Go through the entries below and pick out every line with "liveable".

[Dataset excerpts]
====

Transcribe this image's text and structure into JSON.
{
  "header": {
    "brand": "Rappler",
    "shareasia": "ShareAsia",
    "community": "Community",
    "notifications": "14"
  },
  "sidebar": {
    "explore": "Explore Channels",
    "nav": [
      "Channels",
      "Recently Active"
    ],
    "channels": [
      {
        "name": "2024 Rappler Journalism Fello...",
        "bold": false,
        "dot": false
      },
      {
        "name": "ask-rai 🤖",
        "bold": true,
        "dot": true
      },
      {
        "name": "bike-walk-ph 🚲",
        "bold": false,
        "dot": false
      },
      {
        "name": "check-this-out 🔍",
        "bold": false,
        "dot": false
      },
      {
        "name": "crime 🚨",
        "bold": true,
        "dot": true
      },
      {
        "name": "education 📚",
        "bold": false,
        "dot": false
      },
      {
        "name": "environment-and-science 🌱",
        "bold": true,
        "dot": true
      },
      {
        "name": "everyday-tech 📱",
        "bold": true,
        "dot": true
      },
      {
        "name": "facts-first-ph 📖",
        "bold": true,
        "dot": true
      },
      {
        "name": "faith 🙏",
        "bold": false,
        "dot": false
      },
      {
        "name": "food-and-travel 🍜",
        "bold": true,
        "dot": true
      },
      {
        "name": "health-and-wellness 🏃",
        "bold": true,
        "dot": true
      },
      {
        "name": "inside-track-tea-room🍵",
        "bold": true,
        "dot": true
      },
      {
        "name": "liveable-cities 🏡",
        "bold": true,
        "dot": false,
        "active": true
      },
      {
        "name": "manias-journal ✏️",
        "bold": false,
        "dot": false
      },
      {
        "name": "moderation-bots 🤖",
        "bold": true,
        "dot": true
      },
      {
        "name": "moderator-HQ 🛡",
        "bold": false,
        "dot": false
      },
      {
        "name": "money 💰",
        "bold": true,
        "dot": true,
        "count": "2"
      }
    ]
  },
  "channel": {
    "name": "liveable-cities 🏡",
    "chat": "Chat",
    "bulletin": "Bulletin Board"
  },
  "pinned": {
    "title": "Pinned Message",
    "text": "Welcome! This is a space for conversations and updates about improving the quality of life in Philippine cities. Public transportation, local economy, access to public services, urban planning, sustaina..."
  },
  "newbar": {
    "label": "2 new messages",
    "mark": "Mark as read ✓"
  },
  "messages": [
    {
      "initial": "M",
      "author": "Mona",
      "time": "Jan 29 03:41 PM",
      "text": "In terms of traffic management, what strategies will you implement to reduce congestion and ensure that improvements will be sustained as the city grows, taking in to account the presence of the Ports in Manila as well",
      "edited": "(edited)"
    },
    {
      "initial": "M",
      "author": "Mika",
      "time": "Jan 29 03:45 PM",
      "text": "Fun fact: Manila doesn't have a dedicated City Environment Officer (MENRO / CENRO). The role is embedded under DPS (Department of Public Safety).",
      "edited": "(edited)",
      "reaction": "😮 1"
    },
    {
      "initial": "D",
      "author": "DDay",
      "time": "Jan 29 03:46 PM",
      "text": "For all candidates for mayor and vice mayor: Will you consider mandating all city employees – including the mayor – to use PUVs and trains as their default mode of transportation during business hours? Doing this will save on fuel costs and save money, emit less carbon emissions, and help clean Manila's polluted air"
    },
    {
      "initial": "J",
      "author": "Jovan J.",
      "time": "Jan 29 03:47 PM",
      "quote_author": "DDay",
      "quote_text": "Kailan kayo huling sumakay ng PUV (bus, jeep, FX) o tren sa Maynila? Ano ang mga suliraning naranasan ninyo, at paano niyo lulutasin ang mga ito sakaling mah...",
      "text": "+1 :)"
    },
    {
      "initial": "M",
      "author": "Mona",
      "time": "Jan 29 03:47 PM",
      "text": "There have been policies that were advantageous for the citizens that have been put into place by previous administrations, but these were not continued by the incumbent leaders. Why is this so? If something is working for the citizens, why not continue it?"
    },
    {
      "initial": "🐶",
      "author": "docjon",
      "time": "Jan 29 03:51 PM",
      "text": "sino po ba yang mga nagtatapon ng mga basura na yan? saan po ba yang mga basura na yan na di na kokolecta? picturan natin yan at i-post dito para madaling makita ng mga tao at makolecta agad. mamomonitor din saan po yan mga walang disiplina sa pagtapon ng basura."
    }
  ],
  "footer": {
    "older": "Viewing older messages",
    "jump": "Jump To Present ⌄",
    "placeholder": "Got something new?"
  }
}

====

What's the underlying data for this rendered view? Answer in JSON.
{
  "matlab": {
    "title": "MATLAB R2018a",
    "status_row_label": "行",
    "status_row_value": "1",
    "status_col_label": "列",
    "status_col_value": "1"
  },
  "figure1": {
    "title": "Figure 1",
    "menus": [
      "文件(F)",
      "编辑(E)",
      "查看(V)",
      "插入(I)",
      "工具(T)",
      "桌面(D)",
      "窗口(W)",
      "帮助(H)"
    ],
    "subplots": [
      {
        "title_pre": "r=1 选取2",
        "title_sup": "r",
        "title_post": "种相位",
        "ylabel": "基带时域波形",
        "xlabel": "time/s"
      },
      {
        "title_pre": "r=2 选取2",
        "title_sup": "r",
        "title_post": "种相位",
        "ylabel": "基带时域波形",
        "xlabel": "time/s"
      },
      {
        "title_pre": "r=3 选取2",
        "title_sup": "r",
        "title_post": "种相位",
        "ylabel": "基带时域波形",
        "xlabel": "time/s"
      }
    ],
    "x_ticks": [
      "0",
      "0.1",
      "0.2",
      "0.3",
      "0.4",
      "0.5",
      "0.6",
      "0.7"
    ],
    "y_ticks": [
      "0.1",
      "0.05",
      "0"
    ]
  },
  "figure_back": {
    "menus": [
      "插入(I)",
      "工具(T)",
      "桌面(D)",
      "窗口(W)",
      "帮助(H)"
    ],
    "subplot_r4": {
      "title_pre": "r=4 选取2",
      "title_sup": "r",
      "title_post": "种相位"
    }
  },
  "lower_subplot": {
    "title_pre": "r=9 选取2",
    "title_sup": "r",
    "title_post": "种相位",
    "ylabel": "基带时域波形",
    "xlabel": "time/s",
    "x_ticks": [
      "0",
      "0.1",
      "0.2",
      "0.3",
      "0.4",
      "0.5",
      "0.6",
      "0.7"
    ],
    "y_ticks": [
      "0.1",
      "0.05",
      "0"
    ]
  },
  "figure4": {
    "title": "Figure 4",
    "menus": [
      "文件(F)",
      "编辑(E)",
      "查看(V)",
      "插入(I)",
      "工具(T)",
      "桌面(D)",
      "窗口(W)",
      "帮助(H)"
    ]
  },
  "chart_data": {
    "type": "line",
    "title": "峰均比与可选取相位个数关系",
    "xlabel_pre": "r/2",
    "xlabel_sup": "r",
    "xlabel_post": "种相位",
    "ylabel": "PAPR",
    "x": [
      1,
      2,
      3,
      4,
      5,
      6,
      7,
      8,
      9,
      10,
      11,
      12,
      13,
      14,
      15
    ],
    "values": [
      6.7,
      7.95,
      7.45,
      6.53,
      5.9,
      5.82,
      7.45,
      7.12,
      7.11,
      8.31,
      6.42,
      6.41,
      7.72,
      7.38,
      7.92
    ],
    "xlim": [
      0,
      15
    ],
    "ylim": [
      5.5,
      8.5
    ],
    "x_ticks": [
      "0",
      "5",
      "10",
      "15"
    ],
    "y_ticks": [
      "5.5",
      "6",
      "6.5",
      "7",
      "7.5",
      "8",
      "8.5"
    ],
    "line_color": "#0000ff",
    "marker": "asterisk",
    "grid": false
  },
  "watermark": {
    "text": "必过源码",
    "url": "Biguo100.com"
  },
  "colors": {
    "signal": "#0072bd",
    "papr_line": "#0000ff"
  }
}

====

→ **Output for this task**
        "name": "liveable-cities 🏡",
    "name": "liveable-cities 🏡",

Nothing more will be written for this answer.